Three artists worked with three ‘constellations’ across Somerset – a digital and visual artist, a dance and movement practitioner and a theatre and movement artist. They worked as part of the team, reflecting on their practice and collaborating with the arts and Early Years contacts across the county to make the best work happen.
The aim of the project was to explore and define the role of the Lead Creative Practitioner. This knowledge informed development of the role across the county and nationally. A central part of the Lead Creative Practitioner’s role was the development of links between Children’s Centres (including their children, families and staff) and the arts community (artists, local venues and arts organisations), in order to raise the quality and quantity of creative arts and cultural engagement.
Dr Susan Young, of the University of Exeter, evaluated the project to maximise Little Big Bang’s potential to inform national practice.
Dr Susan Young
Images often speak louder than words. Featured here are images from the Little Big Bang project separated into categories: light, colour, reflections, shadows, tactility and movement. The pictures were made at early years settings across the county. The images both represent artworks created by children and documentation of activities. Reggio
Little Big Bang (LBB) aimed ‘to push the boundaries of practice, challenge assumptions and arrive at a model of the professional creative practitioner in Children’s Centres.’ This was the shared ambition of the research commissioners Take Art and their project partners, the Paul Hamlyn Foundation, Somerset County Council and Somerset arts organisations (through the Somerset Thrive initiative) and is expressed by Dr Susan Young of the University of Exeter in this report. We were very fortunate to have worked with Dr Young and know that her thoughtful conclusions can inform Early Years policy development at county and national level.
Co-Director of Take Art Start and Programme Manager Little Big Bang
Yeovil Community Hospital Early Years Project
Children at the Early Years setting at Yeovil Community Hospital created artworks on an enormous scale. Rather than making artworks you could hold in your hand a look at the children produced artwork structures you could climb into and explore.

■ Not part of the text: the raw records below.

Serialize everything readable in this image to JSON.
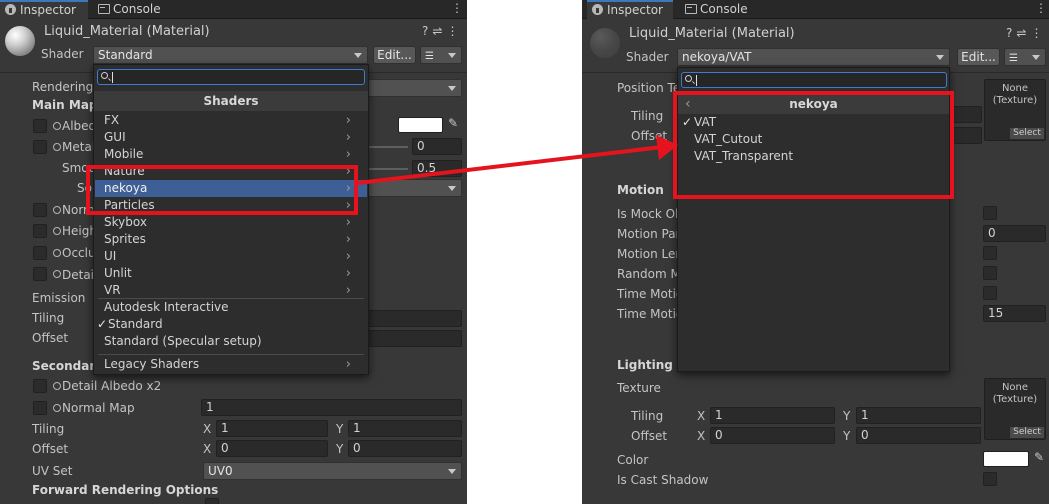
{
  "tabs": {
    "inspector": "Inspector",
    "console": "Console"
  },
  "colors": {
    "panel_bg": "#383838",
    "selection": "#3e5f96",
    "highlight_box": "#e5131e",
    "search_border": "#3d7ad0"
  },
  "left": {
    "material_title": "Liquid_Material (Material)",
    "shader_label": "Shader",
    "shader_value": "Standard",
    "edit_button": "Edit...",
    "rendering_label": "Rendering",
    "main_maps": "Main Maps",
    "albedo": "Albedo",
    "metallic": "Metallic",
    "smoothness": "Smoothness",
    "source": "Source",
    "metallic_value": "0",
    "smoothness_value": "0.5",
    "normal": "Normal Map",
    "height": "Height Map",
    "occlusion": "Occlusion",
    "detail": "Detail Mask",
    "emission": "Emission",
    "tiling": "Tiling",
    "offset": "Offset",
    "secondary_maps": "Secondary Maps",
    "detail_albedo": "Detail Albedo x2",
    "normal_map": "Normal Map",
    "normal_map_value": "1",
    "tiling2": "Tiling",
    "offset2": "Offset",
    "x_label": "X",
    "y_label": "Y",
    "tiling2_x": "1",
    "tiling2_y": "1",
    "offset2_x": "0",
    "offset2_y": "0",
    "uv_set": "UV Set",
    "uv_set_value": "UV0",
    "forward_options": "Forward Rendering Options",
    "popup": {
      "title": "Shaders",
      "items": [
        {
          "label": "FX",
          "submenu": true
        },
        {
          "label": "GUI",
          "submenu": true
        },
        {
          "label": "Mobile",
          "submenu": true
        },
        {
          "label": "Nature",
          "submenu": true
        },
        {
          "label": "nekoya",
          "submenu": true,
          "selected": true
        },
        {
          "label": "Particles",
          "submenu": true
        },
        {
          "label": "Skybox",
          "submenu": true
        },
        {
          "label": "Sprites",
          "submenu": true
        },
        {
          "label": "UI",
          "submenu": true
        },
        {
          "label": "Unlit",
          "submenu": true
        },
        {
          "label": "VR",
          "submenu": true
        },
        {
          "label": "Autodesk Interactive",
          "submenu": false
        },
        {
          "label": "Standard",
          "submenu": false,
          "checked": true
        },
        {
          "label": "Standard (Specular setup)",
          "submenu": false
        }
      ],
      "legacy": "Legacy Shaders"
    }
  },
  "right": {
    "material_title": "Liquid_Material (Material)",
    "shader_label": "Shader",
    "shader_value": "nekoya/VAT",
    "edit_button": "Edit...",
    "position_tex": "Position Texture",
    "tiling": "Tiling",
    "offset": "Offset",
    "tex_none": "None",
    "tex_type": "(Texture)",
    "tex_select": "Select",
    "motion_header": "Motion",
    "is_mock": "Is Mock Object",
    "motion_param": "Motion Parameter",
    "motion_param_value": "0",
    "motion_length": "Motion Length",
    "random_motion": "Random Motion",
    "time_motion1": "Time Motion",
    "time_motion2": "Time Motion",
    "time_motion2_value": "15",
    "lighting_header": "Lighting",
    "texture": "Texture",
    "tiling_l": "Tiling",
    "offset_l": "Offset",
    "x_label": "X",
    "y_label": "Y",
    "tiling_x": "1",
    "tiling_y": "1",
    "offset_x": "0",
    "offset_y": "0",
    "color": "Color",
    "is_cast_shadow": "Is Cast Shadow",
    "popup": {
      "back": "‹",
      "title": "nekoya",
      "items": [
        {
          "label": "VAT",
          "checked": true
        },
        {
          "label": "VAT_Cutout",
          "checked": false
        },
        {
          "label": "VAT_Transparent",
          "checked": false
        }
      ]
    }
  },
  "icons": {
    "help": "?",
    "settings": "⇌",
    "more": "⋮",
    "check": "✓",
    "submenu": "›",
    "picker": "⁄"
  }
}
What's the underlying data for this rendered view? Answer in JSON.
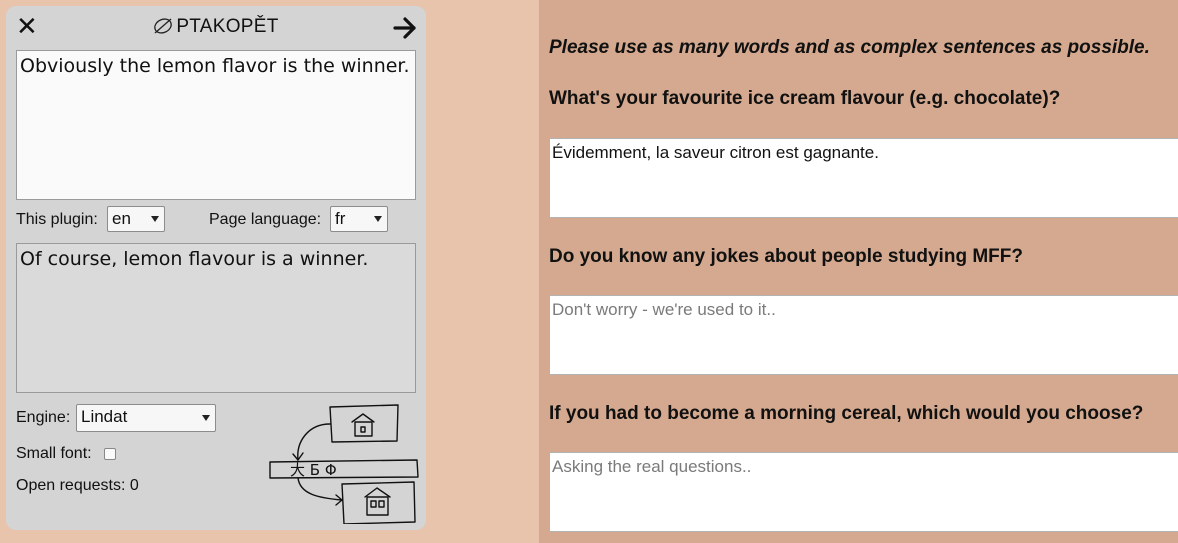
{
  "plugin": {
    "title": "PTAKOPĚT",
    "close_icon": "close-icon",
    "forward_icon": "arrow-right-icon",
    "source_text": "Obviously the lemon flavor is the winner.",
    "plugin_lang_label": "This plugin:",
    "plugin_lang_value": "en",
    "page_lang_label": "Page language:",
    "page_lang_value": "fr",
    "backtranslation_text": "Of course, lemon flavour is a winner.",
    "engine_label": "Engine:",
    "engine_value": "Lindat",
    "small_font_label": "Small font:",
    "small_font_checked": false,
    "open_requests": "Open requests: 0",
    "diagram_glyphs": "大  Б  Φ"
  },
  "page": {
    "intro": "Please use as many words and as complex sentences as possible.",
    "questions": [
      {
        "label": "What's your favourite ice cream flavour (e.g. chocolate)?",
        "value": "Évidemment, la saveur citron est gagnante.",
        "placeholder": ""
      },
      {
        "label": "Do you know any jokes about people studying MFF?",
        "value": "",
        "placeholder": "Don't worry - we're used to it.."
      },
      {
        "label": "If you had to become a morning cereal, which would you choose?",
        "value": "",
        "placeholder": "Asking the real questions.."
      }
    ]
  }
}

Materials: scrap store materials, torches, coloured tissue paper, lots of PVA glue and even more imagination!